**DESCRIPTION OF THE TASK:** Each record has to be repeated exactly as given.

**EXCERPTED RECORDS:**
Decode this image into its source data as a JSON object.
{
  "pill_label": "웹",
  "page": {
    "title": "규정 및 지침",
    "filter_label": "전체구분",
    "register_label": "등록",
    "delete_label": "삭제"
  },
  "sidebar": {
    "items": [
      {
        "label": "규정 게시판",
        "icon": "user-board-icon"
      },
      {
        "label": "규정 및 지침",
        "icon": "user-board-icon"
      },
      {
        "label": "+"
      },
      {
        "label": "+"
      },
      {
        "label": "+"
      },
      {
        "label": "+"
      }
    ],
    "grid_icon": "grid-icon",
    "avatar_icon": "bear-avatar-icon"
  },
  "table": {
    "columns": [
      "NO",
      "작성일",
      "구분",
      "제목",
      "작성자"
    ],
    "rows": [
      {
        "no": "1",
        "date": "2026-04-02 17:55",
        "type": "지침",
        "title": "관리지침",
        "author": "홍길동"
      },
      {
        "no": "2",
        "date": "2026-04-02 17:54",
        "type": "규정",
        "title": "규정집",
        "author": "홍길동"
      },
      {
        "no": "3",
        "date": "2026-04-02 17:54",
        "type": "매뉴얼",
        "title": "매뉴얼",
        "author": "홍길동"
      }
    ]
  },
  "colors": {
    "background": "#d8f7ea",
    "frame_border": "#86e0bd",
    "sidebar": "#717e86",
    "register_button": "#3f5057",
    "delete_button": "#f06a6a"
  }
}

**SOLUTION BELOW:**
Decode this image into its source data as a JSON object.
{
  "pill_label": "웹",
  "page": {
    "title": "규정 및 지침",
    "filter_label": "전체구분",
    "register_label": "등록",
    "delete_label": "삭제"
  },
  "sidebar": {
    "items": [
      {
        "label": "규정 게시판",
        "icon": "user-board-icon"
      },
      {
        "label": "규정 및 지침",
        "icon": "user-board-icon"
      },
      {
        "label": "+"
      },
      {
        "label": "+"
      },
      {
        "label": "+"
      },
      {
        "label": "+"
      }
    ],
    "grid_icon": "grid-icon",
    "avatar_icon": "bear-avatar-icon"
  },
  "table": {
    "columns": [
      "NO",
      "작성일",
      "구분",
      "제목",
      "작성자"
    ],
    "rows": [
      {
        "no": "1",
        "date": "2026-04-02 17:55",
        "type": "지침",
        "title": "관리지침",
        "author": "홍길동"
      },
      {
        "no": "2",
        "date": "2026-04-02 17:54",
        "type": "규정",
        "title": "규정집",
        "author": "홍길동"
      },
      {
        "no": "3",
        "date": "2026-04-02 17:54",
        "type": "매뉴얼",
        "title": "매뉴얼",
        "author": "홍길동"
      }
    ]
  },
  "colors": {
    "background": "#d8f7ea",
    "frame_border": "#86e0bd",
    "sidebar": "#717e86",
    "register_button": "#3f5057",
    "delete_button": "#f06a6a"
  }
}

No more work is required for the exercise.